Harry Stopes rides the Folk Train
‘Welcome to the Hathersage Folk Train,’ the woman with a clipboard called out as we pulled away from Manchester Piccadilly. ‘Is there anyone with us who hasn’t been on the Folk Train before?’ A few hands went up. ‘The Full Circle Folk Club are going to play for us all the way to Hathersage and then we’ll all go down to the pub and –’ Someone interrupted to ask if we’d be stopping at Dore. ‘Nobody panic, this is a normal train to Sheffield!’ The band started playing.
The train shuffled out into the low autumn sunshine and picked up speed past the scrapyards and warehouses, branching off the main line at Ardwick beside a stack of shipping containers.
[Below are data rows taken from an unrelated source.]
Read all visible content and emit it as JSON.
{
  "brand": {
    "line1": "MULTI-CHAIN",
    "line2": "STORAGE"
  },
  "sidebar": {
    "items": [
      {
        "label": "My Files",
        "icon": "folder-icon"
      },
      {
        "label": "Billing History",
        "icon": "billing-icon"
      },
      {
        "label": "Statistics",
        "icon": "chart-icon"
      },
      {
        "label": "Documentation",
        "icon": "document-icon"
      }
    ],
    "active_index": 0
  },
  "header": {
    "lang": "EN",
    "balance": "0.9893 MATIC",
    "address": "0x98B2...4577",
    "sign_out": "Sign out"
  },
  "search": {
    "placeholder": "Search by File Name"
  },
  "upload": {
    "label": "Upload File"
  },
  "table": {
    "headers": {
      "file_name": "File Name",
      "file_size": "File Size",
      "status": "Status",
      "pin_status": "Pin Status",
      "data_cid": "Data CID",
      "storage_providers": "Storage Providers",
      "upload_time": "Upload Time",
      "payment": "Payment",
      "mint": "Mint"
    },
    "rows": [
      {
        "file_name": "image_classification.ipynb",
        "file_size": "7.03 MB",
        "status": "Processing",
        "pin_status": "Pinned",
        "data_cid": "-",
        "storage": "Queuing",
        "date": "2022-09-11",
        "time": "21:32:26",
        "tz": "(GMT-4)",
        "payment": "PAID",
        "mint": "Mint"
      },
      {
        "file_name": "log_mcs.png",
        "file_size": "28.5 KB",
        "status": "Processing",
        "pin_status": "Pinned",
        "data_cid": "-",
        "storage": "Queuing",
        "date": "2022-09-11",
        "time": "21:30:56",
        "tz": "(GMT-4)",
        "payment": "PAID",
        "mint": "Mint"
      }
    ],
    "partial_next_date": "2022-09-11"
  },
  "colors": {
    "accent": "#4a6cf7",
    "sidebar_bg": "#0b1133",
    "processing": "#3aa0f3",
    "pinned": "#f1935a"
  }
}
The band – guitar, mandolin, flute, voice – felt their way into the songs, especially at first, and there was something pleasingly shambolic about the way they picked out the tunes and took turns with the lead vocals. Some of the audience joined in with the choruses, staring absent-mindedly at the M60 as they murmured: ‘It takes a worried man to sing a worried song.’
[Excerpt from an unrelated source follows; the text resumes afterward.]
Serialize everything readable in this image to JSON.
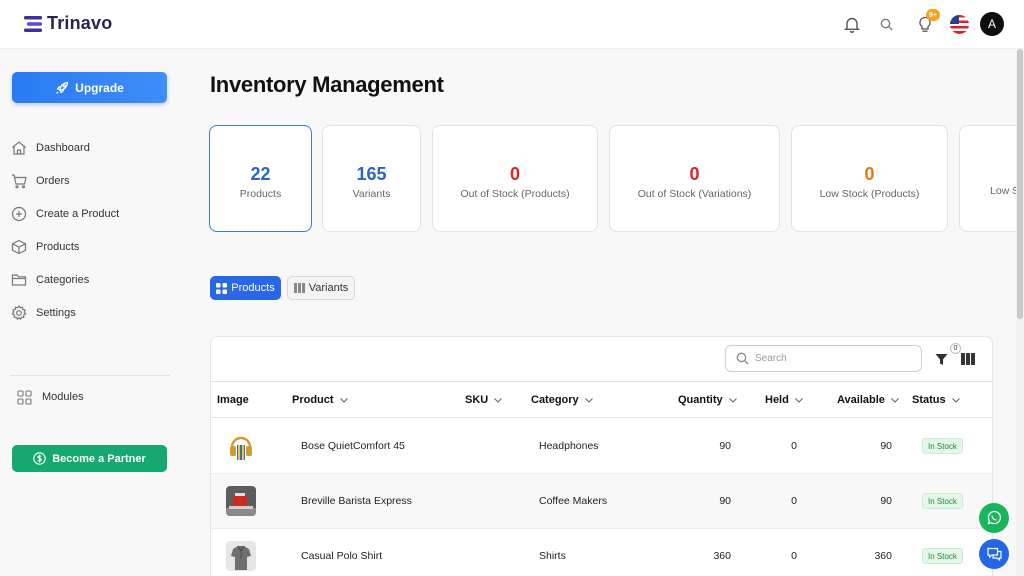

The Folk Train has been going for about 15 years, run by volunteers as part of a partnership between Derbyshire County Council and Northern Rail. It happens once a month or so. There’s a whip-round for the band at the end, but apart from that it costs nothing more than the price of a return train ticket.
The repertoire is mostly familiar: Maggie May, The Belle of Belfast City, To the Begging I Will Go; but there are some tunes I don’t know too. The oldest band member performed an a capella version of a Matt Armour song called Generations of Change. ‘I knew Matt,’ he explained, ‘but I first heard this performed by a fellow called George Balinski who used to play at the Crumpsall Folk Club. That might have been 1968. Actually Matt didn’t perform it the way I do...’ On the way back into Manchester the band played Ewan MacColl’s Dirty Old Town. Everybody joined in with the refrain.